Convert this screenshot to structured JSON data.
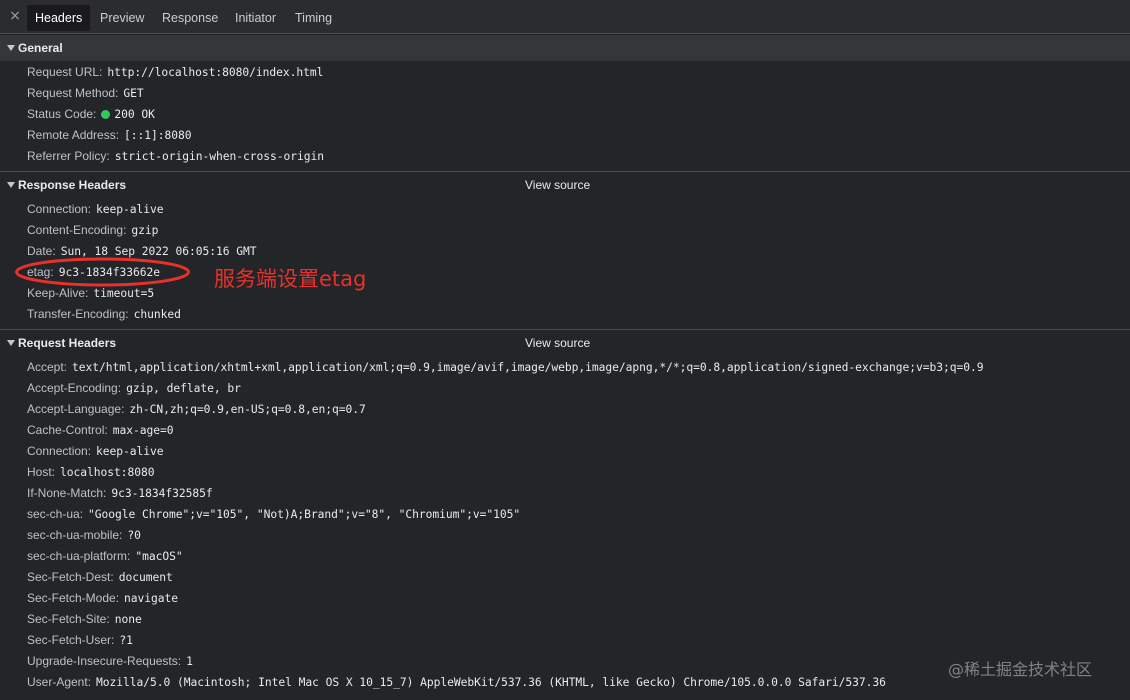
{
  "tabs": {
    "close_glyph": "×",
    "items": [
      "Headers",
      "Preview",
      "Response",
      "Initiator",
      "Timing"
    ],
    "active": "Headers"
  },
  "general": {
    "title": "General",
    "rows": [
      {
        "key": "Request URL:",
        "value": "http://localhost:8080/index.html"
      },
      {
        "key": "Request Method:",
        "value": "GET"
      },
      {
        "key": "Status Code:",
        "value": "200 OK",
        "status_color": "#34c759"
      },
      {
        "key": "Remote Address:",
        "value": "[::1]:8080"
      },
      {
        "key": "Referrer Policy:",
        "value": "strict-origin-when-cross-origin"
      }
    ]
  },
  "response_headers": {
    "title": "Response Headers",
    "view_source": "View source",
    "rows": [
      {
        "key": "Connection:",
        "value": "keep-alive"
      },
      {
        "key": "Content-Encoding:",
        "value": "gzip"
      },
      {
        "key": "Date:",
        "value": "Sun, 18 Sep 2022 06:05:16 GMT"
      },
      {
        "key": "etag:",
        "value": "9c3-1834f33662e"
      },
      {
        "key": "Keep-Alive:",
        "value": "timeout=5"
      },
      {
        "key": "Transfer-Encoding:",
        "value": "chunked"
      }
    ]
  },
  "request_headers": {
    "title": "Request Headers",
    "view_source": "View source",
    "rows": [
      {
        "key": "Accept:",
        "value": "text/html,application/xhtml+xml,application/xml;q=0.9,image/avif,image/webp,image/apng,*/*;q=0.8,application/signed-exchange;v=b3;q=0.9"
      },
      {
        "key": "Accept-Encoding:",
        "value": "gzip, deflate, br"
      },
      {
        "key": "Accept-Language:",
        "value": "zh-CN,zh;q=0.9,en-US;q=0.8,en;q=0.7"
      },
      {
        "key": "Cache-Control:",
        "value": "max-age=0"
      },
      {
        "key": "Connection:",
        "value": "keep-alive"
      },
      {
        "key": "Host:",
        "value": "localhost:8080"
      },
      {
        "key": "If-None-Match:",
        "value": "9c3-1834f32585f"
      },
      {
        "key": "sec-ch-ua:",
        "value": "\"Google Chrome\";v=\"105\", \"Not)A;Brand\";v=\"8\", \"Chromium\";v=\"105\""
      },
      {
        "key": "sec-ch-ua-mobile:",
        "value": "?0"
      },
      {
        "key": "sec-ch-ua-platform:",
        "value": "\"macOS\""
      },
      {
        "key": "Sec-Fetch-Dest:",
        "value": "document"
      },
      {
        "key": "Sec-Fetch-Mode:",
        "value": "navigate"
      },
      {
        "key": "Sec-Fetch-Site:",
        "value": "none"
      },
      {
        "key": "Sec-Fetch-User:",
        "value": "?1"
      },
      {
        "key": "Upgrade-Insecure-Requests:",
        "value": "1"
      },
      {
        "key": "User-Agent:",
        "value": "Mozilla/5.0 (Macintosh; Intel Mac OS X 10_15_7) AppleWebKit/537.36 (KHTML, like Gecko) Chrome/105.0.0.0 Safari/537.36"
      }
    ]
  },
  "annotation": {
    "text": "服务端设置etag",
    "color": "#e8312a"
  },
  "watermark": "@稀土掘金技术社区"
}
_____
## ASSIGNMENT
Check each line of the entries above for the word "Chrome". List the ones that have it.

## ANSWER TO THE EXERCISE
        "value": "\"Google Chrome\";v=\"105\", \"Not)A;Brand\";v=\"8\", \"Chromium\";v=\"105\""
        "value": "Mozilla/5.0 (Macintosh; Intel Mac OS X 10_15_7) AppleWebKit/537.36 (KHTML, like Gecko) Chrome/105.0.0.0 Safari/537.36"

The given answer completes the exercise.